- _What to produce_: Filter out all lines without the word "banana" from the data below, please, and copy the rest.

[Items from an interface collection]
[Start of Attachment]
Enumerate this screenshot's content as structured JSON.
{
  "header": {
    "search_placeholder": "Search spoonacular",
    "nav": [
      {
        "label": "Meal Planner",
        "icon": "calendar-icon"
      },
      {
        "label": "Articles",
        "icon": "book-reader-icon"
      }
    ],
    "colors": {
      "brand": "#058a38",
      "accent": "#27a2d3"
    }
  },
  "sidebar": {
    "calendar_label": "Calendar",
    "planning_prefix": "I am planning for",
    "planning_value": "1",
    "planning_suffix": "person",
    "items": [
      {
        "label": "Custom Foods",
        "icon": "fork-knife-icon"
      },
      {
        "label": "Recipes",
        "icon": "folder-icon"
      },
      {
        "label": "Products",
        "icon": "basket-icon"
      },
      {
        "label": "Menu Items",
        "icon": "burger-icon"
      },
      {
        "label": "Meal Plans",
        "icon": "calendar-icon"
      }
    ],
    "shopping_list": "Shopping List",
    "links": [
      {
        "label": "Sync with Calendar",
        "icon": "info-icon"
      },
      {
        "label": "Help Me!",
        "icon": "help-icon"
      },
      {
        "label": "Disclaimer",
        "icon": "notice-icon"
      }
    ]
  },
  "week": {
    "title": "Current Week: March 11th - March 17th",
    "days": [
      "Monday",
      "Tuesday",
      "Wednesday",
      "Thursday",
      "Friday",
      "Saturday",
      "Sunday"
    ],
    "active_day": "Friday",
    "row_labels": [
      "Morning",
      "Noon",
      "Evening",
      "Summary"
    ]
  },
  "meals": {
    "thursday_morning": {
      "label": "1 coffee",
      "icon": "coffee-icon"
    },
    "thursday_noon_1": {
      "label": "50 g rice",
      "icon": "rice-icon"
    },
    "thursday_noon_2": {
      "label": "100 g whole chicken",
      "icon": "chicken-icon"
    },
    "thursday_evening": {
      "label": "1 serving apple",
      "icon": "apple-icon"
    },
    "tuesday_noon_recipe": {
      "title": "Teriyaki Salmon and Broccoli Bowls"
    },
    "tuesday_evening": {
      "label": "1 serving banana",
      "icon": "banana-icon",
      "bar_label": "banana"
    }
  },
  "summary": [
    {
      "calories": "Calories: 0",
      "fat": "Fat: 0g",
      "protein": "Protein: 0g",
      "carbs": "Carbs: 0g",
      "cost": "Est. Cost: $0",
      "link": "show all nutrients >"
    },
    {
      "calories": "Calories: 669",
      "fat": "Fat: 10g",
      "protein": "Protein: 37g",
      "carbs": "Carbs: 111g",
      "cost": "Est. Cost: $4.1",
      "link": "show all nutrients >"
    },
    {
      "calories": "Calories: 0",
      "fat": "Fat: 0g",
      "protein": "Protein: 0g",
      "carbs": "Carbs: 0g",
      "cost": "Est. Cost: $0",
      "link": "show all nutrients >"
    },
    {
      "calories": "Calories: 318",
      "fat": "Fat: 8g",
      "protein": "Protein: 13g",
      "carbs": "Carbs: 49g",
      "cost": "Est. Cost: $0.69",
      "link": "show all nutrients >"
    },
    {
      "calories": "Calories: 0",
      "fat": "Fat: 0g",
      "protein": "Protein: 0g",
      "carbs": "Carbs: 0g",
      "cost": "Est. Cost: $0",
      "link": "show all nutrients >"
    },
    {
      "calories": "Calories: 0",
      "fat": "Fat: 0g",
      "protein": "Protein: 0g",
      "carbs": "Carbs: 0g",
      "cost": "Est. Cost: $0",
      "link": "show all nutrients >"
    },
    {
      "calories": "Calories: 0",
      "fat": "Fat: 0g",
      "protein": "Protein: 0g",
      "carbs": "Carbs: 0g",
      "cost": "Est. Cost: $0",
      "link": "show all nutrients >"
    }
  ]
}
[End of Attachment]
- _Output_:
      "label": "1 serving banana",
      "icon": "banana-icon",
      "bar_label": "banana"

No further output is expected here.